A language expert was forbidden to speak his own Indigenous language. This struck a personal chord with me. I come from the Oglala Lakota Nation in South Dakota. In the 1950â€™s, my father grew up speaking Lakota until he entered the Holy Rosary Boarding School near the reservation community of Pine Ridge. My father told me of the time he was slapped by a Catholic priest for saying a Lakota word when he was 10 years old. This would be one of many incidents that lead him to reject anything Lakota for many years. This experience almost led my father to change his last name from Short Bull to an Anglo sounding name like Marshall or Smith. Much like Contrerasâ€™s father, mine also understood his Lakota language, and he didnâ€™t impart any of the knowledge onto me. I imagine for my survival as well.
Itâ€™s no surprise that Mazahua experienced cultural eradication like many Native American tribes in the states. The Mazahua were forced to learn Spanish in the 1920â€™s.
Contreras put it bluntly. â€œIt was the policy of the government in terms of purifying and unifying the nation.â€ Thankfully that policy is not in the IAIA handbook.
According to the IAIA website, ninety-six federal Indian tribes are represented on the campus of IAIA. You walk around any building and you can see amazing artworks by students, alumni and even faculty. The emergence of Native cultures through modern and traditional art is strong. I walked over to Contrerasâ€™s office while hearing the singing of a traditional song being sung by young man, who stood overlooking the large grass covered circle where the IAIA graduation ceremony and powwow are held each spring. The song was unfamiliar to me, but there was a curiosity in the words that were coming from the singerâ€™s lips.
Contreras sits at his desk looking at his laptop. On the screen is a database he compiled with over 2,422 official place names in the state of New Mexico. Contrerasâ€™s research focuses on onomastics, the study of names specific to the state of New Mexico.
â€œI decided to trace cultural relationships between people from New Mexico with tribes back in Middle America and the south, with the Aztecs basically.â€ Contreras pointed out 36 Aztec names in New Mexico, communities like Toltec, Capulin, Analco, and Montezuma are all Aztec words. But his work isnâ€™t just limited to that.
Contreras is also interested in how some Indigenous communities are reverting back to their Indigenous names rather than the ones that were imposed by outside entities. In 2005, San Juan Pueblo reclaimed their traditional name of â€œOhkay Owingeh,â€ which translates to â€œPlace of the Strong People.â€
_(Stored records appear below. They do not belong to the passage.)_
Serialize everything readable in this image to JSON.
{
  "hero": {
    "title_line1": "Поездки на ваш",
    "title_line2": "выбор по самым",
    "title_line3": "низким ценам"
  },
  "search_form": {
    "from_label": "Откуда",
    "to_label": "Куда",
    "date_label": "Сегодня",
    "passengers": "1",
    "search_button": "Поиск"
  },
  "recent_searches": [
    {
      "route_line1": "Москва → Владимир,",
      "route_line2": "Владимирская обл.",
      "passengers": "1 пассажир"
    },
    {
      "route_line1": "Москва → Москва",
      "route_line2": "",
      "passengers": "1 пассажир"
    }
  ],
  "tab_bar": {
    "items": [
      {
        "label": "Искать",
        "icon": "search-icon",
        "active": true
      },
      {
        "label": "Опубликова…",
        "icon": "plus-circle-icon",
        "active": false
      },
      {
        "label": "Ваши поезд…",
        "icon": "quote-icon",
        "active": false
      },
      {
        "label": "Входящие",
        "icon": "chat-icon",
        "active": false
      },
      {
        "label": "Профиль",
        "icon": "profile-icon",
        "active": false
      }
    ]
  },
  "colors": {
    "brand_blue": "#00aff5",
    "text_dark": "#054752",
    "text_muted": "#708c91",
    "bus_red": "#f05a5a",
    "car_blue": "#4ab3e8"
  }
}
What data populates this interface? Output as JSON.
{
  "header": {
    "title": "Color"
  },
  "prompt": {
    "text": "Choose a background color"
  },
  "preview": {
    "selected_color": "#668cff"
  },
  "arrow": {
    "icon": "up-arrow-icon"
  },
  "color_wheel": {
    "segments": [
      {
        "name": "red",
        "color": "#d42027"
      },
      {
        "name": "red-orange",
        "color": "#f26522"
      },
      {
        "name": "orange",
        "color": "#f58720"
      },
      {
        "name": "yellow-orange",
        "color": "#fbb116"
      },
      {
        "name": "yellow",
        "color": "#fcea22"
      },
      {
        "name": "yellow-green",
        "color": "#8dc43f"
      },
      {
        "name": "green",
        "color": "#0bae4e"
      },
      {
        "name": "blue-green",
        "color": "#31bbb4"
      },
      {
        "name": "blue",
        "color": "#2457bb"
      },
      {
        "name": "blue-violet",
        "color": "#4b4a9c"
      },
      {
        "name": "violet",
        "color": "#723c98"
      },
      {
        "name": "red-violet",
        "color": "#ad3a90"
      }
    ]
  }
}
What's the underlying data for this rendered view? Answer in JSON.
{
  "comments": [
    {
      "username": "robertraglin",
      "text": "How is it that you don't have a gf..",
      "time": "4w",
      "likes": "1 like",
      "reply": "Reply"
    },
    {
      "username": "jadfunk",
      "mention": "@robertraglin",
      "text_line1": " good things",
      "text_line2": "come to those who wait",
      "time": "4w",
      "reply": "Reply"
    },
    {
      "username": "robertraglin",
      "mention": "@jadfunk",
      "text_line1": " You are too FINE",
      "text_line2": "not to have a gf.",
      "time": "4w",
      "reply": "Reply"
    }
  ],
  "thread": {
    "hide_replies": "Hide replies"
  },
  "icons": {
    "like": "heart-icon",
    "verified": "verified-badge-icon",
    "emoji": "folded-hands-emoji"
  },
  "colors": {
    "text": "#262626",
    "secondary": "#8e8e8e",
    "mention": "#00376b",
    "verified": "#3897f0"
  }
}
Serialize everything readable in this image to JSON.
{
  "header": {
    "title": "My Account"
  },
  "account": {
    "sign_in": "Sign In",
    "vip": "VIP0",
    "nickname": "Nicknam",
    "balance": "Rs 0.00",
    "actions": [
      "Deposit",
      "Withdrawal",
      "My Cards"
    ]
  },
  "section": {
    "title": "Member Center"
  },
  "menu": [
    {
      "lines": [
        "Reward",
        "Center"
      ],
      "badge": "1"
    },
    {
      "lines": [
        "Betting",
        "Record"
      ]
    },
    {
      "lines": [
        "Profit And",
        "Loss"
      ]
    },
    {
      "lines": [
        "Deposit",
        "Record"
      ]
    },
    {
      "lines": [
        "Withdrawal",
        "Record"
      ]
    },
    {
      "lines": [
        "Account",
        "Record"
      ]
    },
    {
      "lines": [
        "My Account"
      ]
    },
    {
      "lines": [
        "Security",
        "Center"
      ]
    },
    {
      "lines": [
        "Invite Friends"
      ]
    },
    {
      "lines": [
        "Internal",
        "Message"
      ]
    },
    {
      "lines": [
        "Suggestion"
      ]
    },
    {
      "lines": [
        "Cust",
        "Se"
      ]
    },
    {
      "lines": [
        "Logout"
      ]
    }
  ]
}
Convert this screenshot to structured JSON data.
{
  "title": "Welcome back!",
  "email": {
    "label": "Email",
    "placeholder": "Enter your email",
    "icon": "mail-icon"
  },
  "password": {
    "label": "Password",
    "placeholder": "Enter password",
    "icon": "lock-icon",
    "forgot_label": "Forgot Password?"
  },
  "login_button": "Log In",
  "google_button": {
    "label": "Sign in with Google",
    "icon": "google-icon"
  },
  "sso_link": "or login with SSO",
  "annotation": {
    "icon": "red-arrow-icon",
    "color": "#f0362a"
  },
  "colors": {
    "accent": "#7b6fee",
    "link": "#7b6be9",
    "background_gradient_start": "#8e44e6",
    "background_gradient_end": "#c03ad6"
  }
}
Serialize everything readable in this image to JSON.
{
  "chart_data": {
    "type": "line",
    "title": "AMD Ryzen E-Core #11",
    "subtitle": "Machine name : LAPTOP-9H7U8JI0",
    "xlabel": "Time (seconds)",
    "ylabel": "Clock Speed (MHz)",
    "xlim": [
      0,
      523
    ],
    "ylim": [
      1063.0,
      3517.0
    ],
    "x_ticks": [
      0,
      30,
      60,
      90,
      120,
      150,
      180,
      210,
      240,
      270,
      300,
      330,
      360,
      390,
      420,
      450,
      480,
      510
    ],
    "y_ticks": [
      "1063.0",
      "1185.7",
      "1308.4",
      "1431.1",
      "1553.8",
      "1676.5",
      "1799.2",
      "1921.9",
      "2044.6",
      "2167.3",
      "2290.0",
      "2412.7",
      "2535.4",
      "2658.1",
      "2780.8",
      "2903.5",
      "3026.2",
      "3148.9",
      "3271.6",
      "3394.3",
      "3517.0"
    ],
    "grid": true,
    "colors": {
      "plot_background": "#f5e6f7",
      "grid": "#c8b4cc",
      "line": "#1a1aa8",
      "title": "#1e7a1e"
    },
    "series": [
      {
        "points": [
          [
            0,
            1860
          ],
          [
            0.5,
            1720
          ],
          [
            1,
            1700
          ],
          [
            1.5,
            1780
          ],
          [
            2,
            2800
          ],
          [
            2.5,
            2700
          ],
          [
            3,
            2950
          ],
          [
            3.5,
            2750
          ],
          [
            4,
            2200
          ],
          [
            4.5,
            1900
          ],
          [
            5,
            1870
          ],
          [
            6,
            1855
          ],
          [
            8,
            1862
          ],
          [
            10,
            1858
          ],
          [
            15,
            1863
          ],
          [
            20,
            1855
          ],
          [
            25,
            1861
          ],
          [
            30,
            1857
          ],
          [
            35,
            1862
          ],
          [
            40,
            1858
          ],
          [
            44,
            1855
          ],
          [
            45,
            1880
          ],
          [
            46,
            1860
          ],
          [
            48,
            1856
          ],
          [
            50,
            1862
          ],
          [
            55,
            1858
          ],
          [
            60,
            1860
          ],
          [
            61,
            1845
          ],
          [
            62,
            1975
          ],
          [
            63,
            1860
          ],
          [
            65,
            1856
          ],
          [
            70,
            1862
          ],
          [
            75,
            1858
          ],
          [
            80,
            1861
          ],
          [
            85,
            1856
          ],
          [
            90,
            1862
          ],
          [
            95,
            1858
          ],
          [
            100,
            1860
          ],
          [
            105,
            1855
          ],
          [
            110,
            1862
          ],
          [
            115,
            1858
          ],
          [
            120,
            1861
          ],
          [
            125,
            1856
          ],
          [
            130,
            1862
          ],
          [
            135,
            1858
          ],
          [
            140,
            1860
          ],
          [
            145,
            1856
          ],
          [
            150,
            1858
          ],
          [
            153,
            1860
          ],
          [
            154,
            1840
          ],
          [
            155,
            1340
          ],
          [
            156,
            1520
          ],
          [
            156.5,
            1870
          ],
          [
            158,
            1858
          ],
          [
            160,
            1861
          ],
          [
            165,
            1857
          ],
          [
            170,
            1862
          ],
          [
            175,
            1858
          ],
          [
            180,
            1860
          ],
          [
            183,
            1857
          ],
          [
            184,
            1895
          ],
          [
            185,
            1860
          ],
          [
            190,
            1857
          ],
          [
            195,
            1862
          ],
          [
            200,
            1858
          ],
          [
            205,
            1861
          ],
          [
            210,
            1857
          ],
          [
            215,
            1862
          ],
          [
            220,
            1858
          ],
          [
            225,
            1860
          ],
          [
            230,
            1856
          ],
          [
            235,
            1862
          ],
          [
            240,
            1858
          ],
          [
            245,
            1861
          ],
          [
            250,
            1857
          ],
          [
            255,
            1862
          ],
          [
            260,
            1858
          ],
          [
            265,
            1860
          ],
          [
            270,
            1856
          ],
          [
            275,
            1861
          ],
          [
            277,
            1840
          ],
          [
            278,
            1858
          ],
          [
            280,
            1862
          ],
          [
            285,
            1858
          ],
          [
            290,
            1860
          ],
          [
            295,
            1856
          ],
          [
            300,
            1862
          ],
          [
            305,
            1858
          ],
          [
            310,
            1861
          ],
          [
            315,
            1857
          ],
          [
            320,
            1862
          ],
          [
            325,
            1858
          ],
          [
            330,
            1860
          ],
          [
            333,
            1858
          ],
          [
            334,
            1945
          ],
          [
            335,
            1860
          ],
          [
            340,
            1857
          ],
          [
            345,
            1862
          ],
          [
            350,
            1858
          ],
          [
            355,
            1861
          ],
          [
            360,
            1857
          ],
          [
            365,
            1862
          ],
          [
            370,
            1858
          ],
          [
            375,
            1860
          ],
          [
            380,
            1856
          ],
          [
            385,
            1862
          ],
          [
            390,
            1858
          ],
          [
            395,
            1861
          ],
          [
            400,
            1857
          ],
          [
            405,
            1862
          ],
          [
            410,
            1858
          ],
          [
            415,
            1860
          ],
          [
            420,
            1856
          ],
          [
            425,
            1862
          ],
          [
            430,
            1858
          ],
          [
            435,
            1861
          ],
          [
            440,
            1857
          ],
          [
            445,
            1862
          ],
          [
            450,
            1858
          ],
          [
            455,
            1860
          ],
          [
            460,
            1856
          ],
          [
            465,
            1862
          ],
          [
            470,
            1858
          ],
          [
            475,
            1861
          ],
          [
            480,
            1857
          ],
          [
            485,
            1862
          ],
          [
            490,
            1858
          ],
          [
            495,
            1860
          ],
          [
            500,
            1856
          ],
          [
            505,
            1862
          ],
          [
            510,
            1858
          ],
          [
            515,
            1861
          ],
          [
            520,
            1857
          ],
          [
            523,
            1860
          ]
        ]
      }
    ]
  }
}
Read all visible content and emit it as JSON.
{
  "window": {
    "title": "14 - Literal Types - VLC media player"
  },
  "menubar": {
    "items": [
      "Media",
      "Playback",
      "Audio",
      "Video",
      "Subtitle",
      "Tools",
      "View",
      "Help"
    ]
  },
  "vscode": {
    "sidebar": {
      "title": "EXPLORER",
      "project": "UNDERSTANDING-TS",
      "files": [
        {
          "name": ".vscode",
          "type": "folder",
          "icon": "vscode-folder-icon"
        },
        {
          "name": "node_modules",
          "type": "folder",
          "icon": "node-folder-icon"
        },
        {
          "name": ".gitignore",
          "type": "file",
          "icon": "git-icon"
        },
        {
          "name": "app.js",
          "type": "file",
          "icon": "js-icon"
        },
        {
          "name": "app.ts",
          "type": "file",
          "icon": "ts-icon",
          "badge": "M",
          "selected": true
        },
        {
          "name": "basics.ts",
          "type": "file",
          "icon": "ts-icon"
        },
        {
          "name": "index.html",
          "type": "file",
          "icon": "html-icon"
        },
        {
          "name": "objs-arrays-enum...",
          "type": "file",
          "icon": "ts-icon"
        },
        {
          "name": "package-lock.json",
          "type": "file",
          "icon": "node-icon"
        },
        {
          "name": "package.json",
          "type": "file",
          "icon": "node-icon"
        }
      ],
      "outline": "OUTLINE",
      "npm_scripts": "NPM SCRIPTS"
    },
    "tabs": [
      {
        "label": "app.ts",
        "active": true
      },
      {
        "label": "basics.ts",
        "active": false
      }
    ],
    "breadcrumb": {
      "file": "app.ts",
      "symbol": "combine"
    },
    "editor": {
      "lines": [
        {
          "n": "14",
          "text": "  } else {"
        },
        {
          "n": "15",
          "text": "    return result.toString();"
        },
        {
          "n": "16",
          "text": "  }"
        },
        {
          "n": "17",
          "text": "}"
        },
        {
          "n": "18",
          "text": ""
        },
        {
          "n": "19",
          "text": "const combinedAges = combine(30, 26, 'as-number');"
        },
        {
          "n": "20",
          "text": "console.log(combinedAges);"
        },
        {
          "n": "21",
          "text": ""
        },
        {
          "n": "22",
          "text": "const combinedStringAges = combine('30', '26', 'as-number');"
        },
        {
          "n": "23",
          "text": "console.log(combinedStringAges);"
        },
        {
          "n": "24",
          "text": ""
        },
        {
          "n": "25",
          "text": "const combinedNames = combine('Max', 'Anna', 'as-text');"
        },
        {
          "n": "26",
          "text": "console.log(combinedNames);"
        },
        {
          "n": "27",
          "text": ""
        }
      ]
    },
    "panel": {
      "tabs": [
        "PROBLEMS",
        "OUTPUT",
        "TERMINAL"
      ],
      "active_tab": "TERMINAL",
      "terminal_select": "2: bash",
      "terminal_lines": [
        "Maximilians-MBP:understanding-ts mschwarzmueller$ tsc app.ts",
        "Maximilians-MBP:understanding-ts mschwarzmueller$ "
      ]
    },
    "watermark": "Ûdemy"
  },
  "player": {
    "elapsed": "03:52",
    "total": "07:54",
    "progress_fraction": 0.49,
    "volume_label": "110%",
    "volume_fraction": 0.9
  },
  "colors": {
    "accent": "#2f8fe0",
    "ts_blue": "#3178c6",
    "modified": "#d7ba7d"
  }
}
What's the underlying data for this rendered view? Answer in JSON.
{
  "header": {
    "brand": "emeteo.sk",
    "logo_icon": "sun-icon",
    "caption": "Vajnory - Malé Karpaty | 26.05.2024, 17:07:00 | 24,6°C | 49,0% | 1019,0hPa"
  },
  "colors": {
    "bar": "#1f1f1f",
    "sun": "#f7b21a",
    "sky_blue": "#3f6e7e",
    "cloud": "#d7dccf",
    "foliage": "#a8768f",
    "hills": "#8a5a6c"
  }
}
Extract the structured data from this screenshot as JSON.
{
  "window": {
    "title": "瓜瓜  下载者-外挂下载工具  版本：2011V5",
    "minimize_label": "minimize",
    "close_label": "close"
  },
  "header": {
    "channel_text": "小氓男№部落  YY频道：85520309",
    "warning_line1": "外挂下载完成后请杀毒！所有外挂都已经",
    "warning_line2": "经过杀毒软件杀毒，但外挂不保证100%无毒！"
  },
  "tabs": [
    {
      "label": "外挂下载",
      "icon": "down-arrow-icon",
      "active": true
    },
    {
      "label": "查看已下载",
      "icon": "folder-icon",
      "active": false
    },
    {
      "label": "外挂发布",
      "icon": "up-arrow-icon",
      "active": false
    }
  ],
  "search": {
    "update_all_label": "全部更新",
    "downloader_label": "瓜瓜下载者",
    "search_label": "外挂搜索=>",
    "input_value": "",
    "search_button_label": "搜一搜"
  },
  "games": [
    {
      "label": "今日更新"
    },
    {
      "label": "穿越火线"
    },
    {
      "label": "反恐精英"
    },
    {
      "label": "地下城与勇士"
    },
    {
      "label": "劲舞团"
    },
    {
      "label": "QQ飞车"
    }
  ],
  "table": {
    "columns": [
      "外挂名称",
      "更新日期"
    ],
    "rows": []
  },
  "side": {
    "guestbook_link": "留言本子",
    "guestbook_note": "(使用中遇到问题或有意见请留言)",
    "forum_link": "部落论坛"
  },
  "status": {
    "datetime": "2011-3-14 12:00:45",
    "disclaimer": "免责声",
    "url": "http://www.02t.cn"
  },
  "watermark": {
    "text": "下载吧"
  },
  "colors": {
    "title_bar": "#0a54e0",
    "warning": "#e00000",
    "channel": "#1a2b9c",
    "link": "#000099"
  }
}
I thought about this for minute and a reflection came to me. In 2014, me and a handful of my friends brought a name change petition to the people of Shannon County on the Oglala Lakota Reservation in South Dakota. We considered the origins of the namesake of county and discovered the history of a South Dakota Territory judge who coerced our tribeâ€™s school aged children to sign a federal agreement that would open the Great Sioux Reservation up for settlement by non-natives, a majority being immigrants from Europe looking for a new life in America. The reason for targeting children was because the Lakota adults refused to sign. His name was Peter Shannon, and his criminal methods exploiting our Lakota children were called out by Oglala tribal members and his initiative to secure Lakota land failed. His name however stuck, that is until the Oglala Lakota people took our petition to the state capitol to officially change the name to Oglala Lakota County. Oglala translates to â€œScatter Their Own,â€ and the people thought it was more fitting of a name.
Contrerasâ€™s tribe of Mazhuaua translates to â€œDeer People.â€ They too have a long dynamic history in Mexico long before the arrival of the Spanish Conquistadors. Contreras is Mazhuaua.
Contreras knows language.
Now he is coming full circle as he is starting to learn his own language. Both his father, and mine felt it was best for us not to learn our Native languages, not out of spite, but for survival. Contreras is letting his own children become curious about the Mazahua language and is using the help of his mother who was once forbidden.
â€œThatâ€™s the way to engage them,â€ Contreras said.
I hope to follow suit, and bring the joys of the Lakota language to my family as well.
Wopila tanka! Thank you very much.